> _Your assignment_:
Copy every line of the data below exactly as given, except for the pictures.

> _Extracted data_:
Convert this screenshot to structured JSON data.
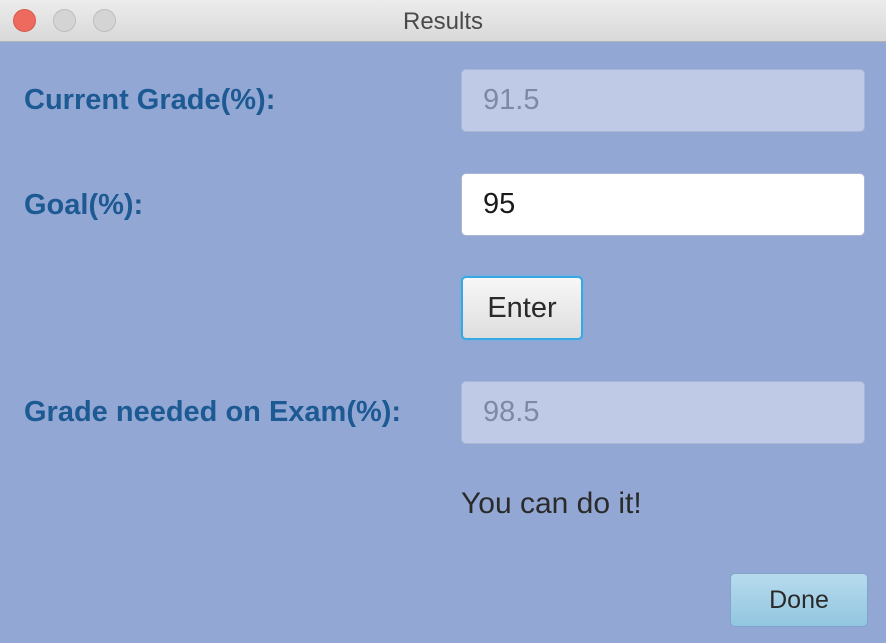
{
  "window": {
    "title": "Results"
  },
  "form": {
    "current_grade_label": "Current Grade(%):",
    "current_grade_value": "91.5",
    "goal_label": "Goal(%):",
    "goal_value": "95",
    "enter_label": "Enter",
    "exam_grade_label": "Grade needed on Exam(%):",
    "exam_grade_value": "98.5",
    "message": "You can do it!",
    "done_label": "Done"
  },
  "colors": {
    "background": "#92a7d4",
    "label_text": "#1d5a93",
    "focus_ring": "#3aa8e0",
    "close_button": "#ee6a5e"
  }
}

> _Task solution_:
Convert this screenshot to structured JSON data.
{
  "window": {
    "title": "Results"
  },
  "form": {
    "current_grade_label": "Current Grade(%):",
    "current_grade_value": "91.5",
    "goal_label": "Goal(%):",
    "goal_value": "95",
    "enter_label": "Enter",
    "exam_grade_label": "Grade needed on Exam(%):",
    "exam_grade_value": "98.5",
    "message": "You can do it!",
    "done_label": "Done"
  },
  "colors": {
    "background": "#92a7d4",
    "label_text": "#1d5a93",
    "focus_ring": "#3aa8e0",
    "close_button": "#ee6a5e"
  }
}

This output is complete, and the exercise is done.